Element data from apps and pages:
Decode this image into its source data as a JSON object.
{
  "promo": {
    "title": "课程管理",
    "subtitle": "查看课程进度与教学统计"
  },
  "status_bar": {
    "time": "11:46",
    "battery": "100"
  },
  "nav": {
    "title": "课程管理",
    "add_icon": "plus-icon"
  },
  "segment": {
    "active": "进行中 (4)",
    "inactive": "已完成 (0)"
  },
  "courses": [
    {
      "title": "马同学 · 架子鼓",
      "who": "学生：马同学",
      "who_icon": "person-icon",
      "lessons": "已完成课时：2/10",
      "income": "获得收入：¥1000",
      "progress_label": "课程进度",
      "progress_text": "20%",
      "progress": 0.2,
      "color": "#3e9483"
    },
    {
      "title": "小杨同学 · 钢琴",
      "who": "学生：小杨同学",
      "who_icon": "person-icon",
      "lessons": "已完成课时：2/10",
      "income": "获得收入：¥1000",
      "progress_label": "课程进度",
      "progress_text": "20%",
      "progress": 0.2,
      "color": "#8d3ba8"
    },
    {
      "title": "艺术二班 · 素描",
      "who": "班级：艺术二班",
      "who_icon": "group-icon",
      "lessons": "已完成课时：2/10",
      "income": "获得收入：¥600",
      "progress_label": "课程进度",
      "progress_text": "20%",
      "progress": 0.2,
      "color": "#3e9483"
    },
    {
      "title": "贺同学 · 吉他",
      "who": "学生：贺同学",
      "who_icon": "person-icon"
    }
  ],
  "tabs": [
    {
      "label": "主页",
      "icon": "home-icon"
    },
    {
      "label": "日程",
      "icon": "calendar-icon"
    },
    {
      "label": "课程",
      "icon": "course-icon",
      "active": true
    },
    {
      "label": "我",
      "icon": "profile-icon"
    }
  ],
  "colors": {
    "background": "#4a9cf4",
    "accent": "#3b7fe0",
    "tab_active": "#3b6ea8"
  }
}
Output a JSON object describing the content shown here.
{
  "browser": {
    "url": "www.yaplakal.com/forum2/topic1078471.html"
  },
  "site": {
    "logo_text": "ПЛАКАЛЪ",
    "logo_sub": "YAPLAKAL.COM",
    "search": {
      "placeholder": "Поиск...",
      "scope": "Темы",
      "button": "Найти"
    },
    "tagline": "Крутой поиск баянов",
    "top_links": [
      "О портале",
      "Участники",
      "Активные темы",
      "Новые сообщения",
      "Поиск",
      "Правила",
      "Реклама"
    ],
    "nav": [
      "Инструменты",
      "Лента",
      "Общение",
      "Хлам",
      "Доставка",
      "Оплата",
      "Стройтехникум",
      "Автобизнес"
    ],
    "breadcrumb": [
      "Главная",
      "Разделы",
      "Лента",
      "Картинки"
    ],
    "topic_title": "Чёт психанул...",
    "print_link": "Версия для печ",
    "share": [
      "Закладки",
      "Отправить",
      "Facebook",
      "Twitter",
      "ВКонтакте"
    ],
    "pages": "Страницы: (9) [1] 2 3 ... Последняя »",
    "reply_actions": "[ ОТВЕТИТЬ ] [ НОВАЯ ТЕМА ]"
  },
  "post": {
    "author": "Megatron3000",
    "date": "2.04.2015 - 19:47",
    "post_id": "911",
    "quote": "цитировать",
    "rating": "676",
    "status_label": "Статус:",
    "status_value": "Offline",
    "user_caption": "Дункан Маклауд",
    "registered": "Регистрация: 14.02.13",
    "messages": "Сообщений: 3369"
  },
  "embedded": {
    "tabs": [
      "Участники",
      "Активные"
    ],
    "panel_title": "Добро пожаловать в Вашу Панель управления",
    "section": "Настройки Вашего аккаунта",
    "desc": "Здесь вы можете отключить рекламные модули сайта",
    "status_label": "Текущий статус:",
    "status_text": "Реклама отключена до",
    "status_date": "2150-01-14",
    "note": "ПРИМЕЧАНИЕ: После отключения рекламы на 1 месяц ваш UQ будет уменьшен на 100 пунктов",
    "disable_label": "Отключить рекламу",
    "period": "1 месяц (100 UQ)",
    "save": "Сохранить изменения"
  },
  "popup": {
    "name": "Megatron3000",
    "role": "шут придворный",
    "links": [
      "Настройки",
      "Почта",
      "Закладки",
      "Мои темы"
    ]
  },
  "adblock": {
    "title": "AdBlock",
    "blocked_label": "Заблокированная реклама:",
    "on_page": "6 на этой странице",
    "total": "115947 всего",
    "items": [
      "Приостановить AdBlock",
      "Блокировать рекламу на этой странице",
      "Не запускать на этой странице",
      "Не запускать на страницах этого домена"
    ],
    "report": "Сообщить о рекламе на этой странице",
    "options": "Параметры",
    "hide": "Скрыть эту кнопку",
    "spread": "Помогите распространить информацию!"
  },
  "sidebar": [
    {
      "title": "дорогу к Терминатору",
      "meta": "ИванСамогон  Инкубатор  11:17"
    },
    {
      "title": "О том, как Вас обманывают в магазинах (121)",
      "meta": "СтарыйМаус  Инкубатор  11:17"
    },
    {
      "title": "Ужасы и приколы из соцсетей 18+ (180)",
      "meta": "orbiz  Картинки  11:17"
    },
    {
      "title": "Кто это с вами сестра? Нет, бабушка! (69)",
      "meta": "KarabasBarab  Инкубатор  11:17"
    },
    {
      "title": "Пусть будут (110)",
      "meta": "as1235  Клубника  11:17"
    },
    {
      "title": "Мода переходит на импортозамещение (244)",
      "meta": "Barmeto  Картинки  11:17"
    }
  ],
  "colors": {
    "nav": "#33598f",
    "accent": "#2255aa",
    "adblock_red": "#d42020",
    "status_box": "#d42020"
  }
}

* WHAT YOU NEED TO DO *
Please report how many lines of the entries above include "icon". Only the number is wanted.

* WRITTEN RESPONSE *
9